Science & Math students win $100,000 scholarship
Posted December 8, 2008
Durham, N.C. — Two students from the North Carolina School of Science and Mathematics will share $100,000 in scholarship money as the winners of a national competition for their project on genetics and chemotherapeutic drugs.
Seniors Sajith M. Wickramasekara and Andrew Y. Guo won the team award in the 2008 Siemens Competition in Math, Science & Technology. More than 1,200 projects were submitted in the premier national competition.
"These students have competed with some of the greatest young minds in our country and are now on an amazing journey to the finals for the most coveted high-school science prize in the nation," Siemens President James Whaley said.
Wickramasekara, of Raleigh, and Guo, of Cary, used traditional genetics and cutting-edge computational modeling for the project, entitled "A Functional Genomic Framework for Chemotherapeutic Drug Improvement and Identification."
"Wickramasekara and Guo’s project was chosen because despite an enormous amount of research on cancer therapeutics, there is still a need to identify new genes to target for treatment,” said Dr. Kostas Konstantinidis, an assistant professor at the Georgia Institute of Technology. “Their approach has the potential to identify novel treatments that could lead the way to personalized medicine in the future."
Wickramasekara, the team leader, started brainstorming about a project after another team from NCSSM became regional finalists in 2006. They were assisted by Dr. Craig B. Bennett, an assistant professor at Duke University Medical Center, and Dr. Myra Haplin, dean of science at NCSSM.
"The team had exceptional communication and coordination in executing their project," Konstantinidis said.
Wickramasekara was the team leader and heard about the Siemens Competition in 2006 when seniors from his high school were selected as regional finalists.
He is captain of his school's Science Bowl and has participated in various science competitions, including the 2008 Intel International Science and Engineering Fair and the North Carolina Junior Science Humanities Symposium.
Wickramasekara is an Eagle Scout in the Boy Scouts of America and dreams of one day owning his own biotech startup, specializing in personalized medicine. He founded the Student Journal of Research of NCSSM. He and Guo are co-editors of the publication.
Guo is a Science Olympiad winner and co-captain of the Quiz Bowl. He received First Place State Team in the Goldman Sachs National Economics Challenge. Guo is co-founder and editor of the Student Journal of Research at NCSSM.
It was the second year in a row that Triangle students won a regional team title in the Siemens Competition.

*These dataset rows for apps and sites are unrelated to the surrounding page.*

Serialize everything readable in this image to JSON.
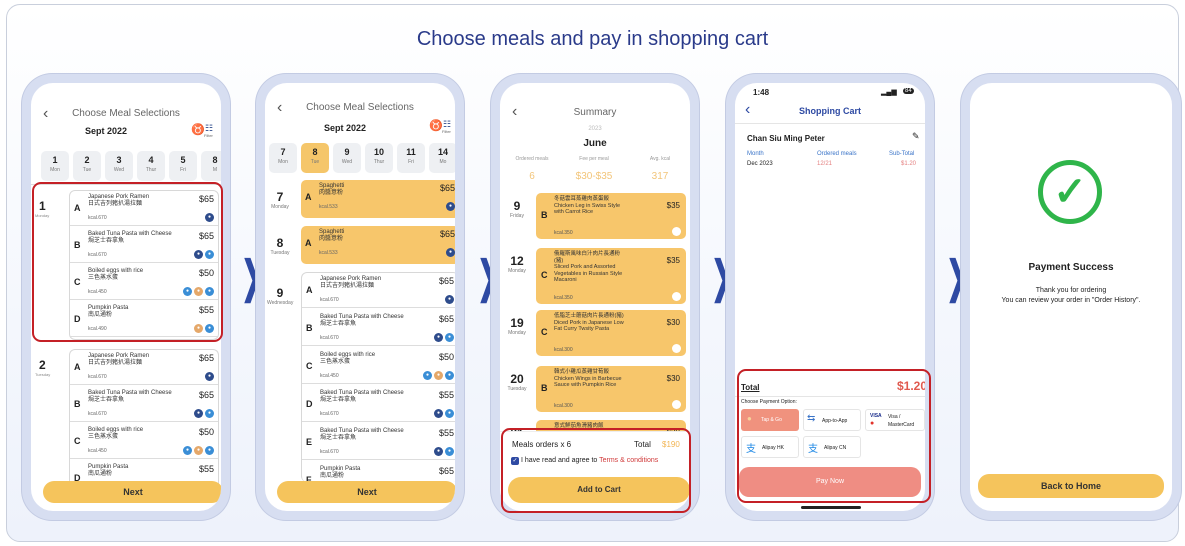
{
  "title": "Choose meals and pay in shopping cart",
  "arrow_glyph": "❯",
  "s1": {
    "header": "Choose Meal Selections",
    "month": "Sept 2022",
    "filter": "Filter",
    "days": [
      {
        "n": "1",
        "d": "Mon"
      },
      {
        "n": "2",
        "d": "Tue"
      },
      {
        "n": "3",
        "d": "Wed"
      },
      {
        "n": "4",
        "d": "Thur"
      },
      {
        "n": "5",
        "d": "Fri"
      },
      {
        "n": "8",
        "d": "M"
      }
    ],
    "g1": {
      "num": "1",
      "dow": "Monday"
    },
    "g2": {
      "num": "2",
      "dow": "Tuesday"
    },
    "meals": [
      {
        "letter": "A",
        "name": "Japanese Pork Ramen\n日式吉列豬扒湯拉麵",
        "kcal": "kcal.670",
        "price": "$65"
      },
      {
        "letter": "B",
        "name": "Baked Tuna Pasta with Cheese\n焗芝士吞拿魚",
        "kcal": "kcal.670",
        "price": "$65"
      },
      {
        "letter": "C",
        "name": "Boiled eggs with rice\n三色蒸水蛋",
        "kcal": "kcal.450",
        "price": "$50"
      },
      {
        "letter": "D",
        "name": "Pumpkin Pasta\n南瓜通粉",
        "kcal": "kcal.490",
        "price": "$55"
      }
    ],
    "meals2": [
      {
        "letter": "A",
        "name": "Japanese Pork Ramen\n日式吉列豬扒湯拉麵",
        "kcal": "kcal.670",
        "price": "$65"
      },
      {
        "letter": "B",
        "name": "Baked Tuna Pasta with Cheese\n焗芝士吞拿魚",
        "kcal": "kcal.670",
        "price": "$65"
      },
      {
        "letter": "C",
        "name": "Boiled eggs with rice\n三色蒸水蛋",
        "kcal": "kcal.450",
        "price": "$50"
      },
      {
        "letter": "D",
        "name": "Pumpkin Pasta\n南瓜通粉",
        "kcal": "",
        "price": "$55"
      }
    ],
    "next": "Next"
  },
  "s2": {
    "header": "Choose Meal Selections",
    "month": "Sept 2022",
    "filter": "Filter",
    "days": [
      {
        "n": "7",
        "d": "Mon"
      },
      {
        "n": "8",
        "d": "Tue"
      },
      {
        "n": "9",
        "d": "Wed"
      },
      {
        "n": "10",
        "d": "Thur"
      },
      {
        "n": "11",
        "d": "Fri"
      },
      {
        "n": "14",
        "d": "Mo"
      }
    ],
    "r7": {
      "num": "7",
      "dow": "Monday",
      "letter": "A",
      "name": "Spaghetti\n肉醬意粉",
      "kcal": "kcal.533",
      "price": "$65"
    },
    "r8": {
      "num": "8",
      "dow": "Tuesday",
      "letter": "A",
      "name": "Spaghetti\n肉醬意粉",
      "kcal": "kcal.533",
      "price": "$65"
    },
    "g9": {
      "num": "9",
      "dow": "Wednesday"
    },
    "meals": [
      {
        "letter": "A",
        "name": "Japanese Pork Ramen\n日式吉列豬扒湯拉麵",
        "kcal": "kcal.670",
        "price": "$65"
      },
      {
        "letter": "B",
        "name": "Baked Tuna Pasta with Cheese\n焗芝士吞拿魚",
        "kcal": "kcal.670",
        "price": "$65"
      },
      {
        "letter": "C",
        "name": "Boiled eggs with rice\n三色蒸水蛋",
        "kcal": "kcal.450",
        "price": "$50"
      },
      {
        "letter": "D",
        "name": "Baked Tuna Pasta with Cheese\n焗芝士吞拿魚",
        "kcal": "kcal.670",
        "price": "$55"
      },
      {
        "letter": "E",
        "name": "Baked Tuna Pasta with Cheese\n焗芝士吞拿魚",
        "kcal": "kcal.670",
        "price": "$55"
      },
      {
        "letter": "F",
        "name": "Pumpkin Pasta\n南瓜通粉",
        "kcal": "",
        "price": "$65"
      }
    ],
    "next": "Next"
  },
  "s3": {
    "header": "Summary",
    "year": "2023",
    "month": "June",
    "stats": [
      {
        "label": "Ordered meals",
        "value": "6"
      },
      {
        "label": "Fee per meal",
        "value": "$30-$35"
      },
      {
        "label": "Avg. kcal",
        "value": "317"
      }
    ],
    "items": [
      {
        "num": "9",
        "dow": "Friday",
        "letter": "B",
        "name": "冬菇雲耳蒸雞肉蒸蛋飯\nChicken Leg in Swiss Style\nwith Carrot Rice",
        "kcal": "kcal.350",
        "price": "$35"
      },
      {
        "num": "12",
        "dow": "Monday",
        "letter": "C",
        "name": "俄羅斯風味白汁肉片長通粉\n(豬)\nSliced Pork and Assorted\nVegetables in Russian Style\nMacaroni",
        "kcal": "kcal.350",
        "price": "$35"
      },
      {
        "num": "19",
        "dow": "Monday",
        "letter": "C",
        "name": "低脂芝士蘑菇肉片長通粉(豬)\nDiced Pork in Japanese Low\nFat Curry Twsity Pasta",
        "kcal": "kcal.300",
        "price": "$30"
      },
      {
        "num": "20",
        "dow": "Tuesday",
        "letter": "B",
        "name": "韓式小雞瓜蒸雞甘荀飯\nChicken Wings in Barbecue\nSauce with Pumpkin Rice",
        "kcal": "kcal.300",
        "price": "$30"
      },
      {
        "num": "21",
        "dow": "",
        "letter": "",
        "name": "意式鮮茄魚滑豬肉飯",
        "kcal": "",
        "price": "$30"
      }
    ],
    "orders": "Meals orders x 6",
    "total_label": "Total",
    "total": "$190",
    "agree": "I have read and agree to ",
    "terms": "Terms & conditions",
    "add": "Add to Cart"
  },
  "s4": {
    "time": "1:48",
    "battery": "84",
    "header": "Shopping Cart",
    "name": "Chan Siu Ming Peter",
    "cols": [
      "Month",
      "Ordered meals",
      "Sub-Total"
    ],
    "row": [
      "Dec 2023",
      "12/21",
      "$1.20"
    ],
    "total_label": "Total",
    "total": "$1.20",
    "pay_opt": "Choose Payment Option:",
    "methods": [
      "Tap & Go",
      "App-to-App",
      "Visa /\nMasterCard",
      "Alipay HK",
      "Alipay CN"
    ],
    "visa": "VISA",
    "pay": "Pay Now"
  },
  "s5": {
    "title": "Payment Success",
    "msg1": "Thank you for ordering",
    "msg2": "You can review your order in \"Order History\".",
    "btn": "Back to Home"
  }
}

In 2007, a team from Enloe High School in Raleigh won the prize that Wickramasekara and Guo took home this year.
Wickramasekara and Guo were the eighth team from NCSSM to make the make the contest's national finals, according to statistics posted on the Siemens Foundation's Web site.
NCSSM has been the nation's most successful school in the contest, producing the most regional and national finalists of any school – seven and 18, respectively – during in the past 10 years.
Enloe High School in Raleigh has produced one national finalist and five regional finalists.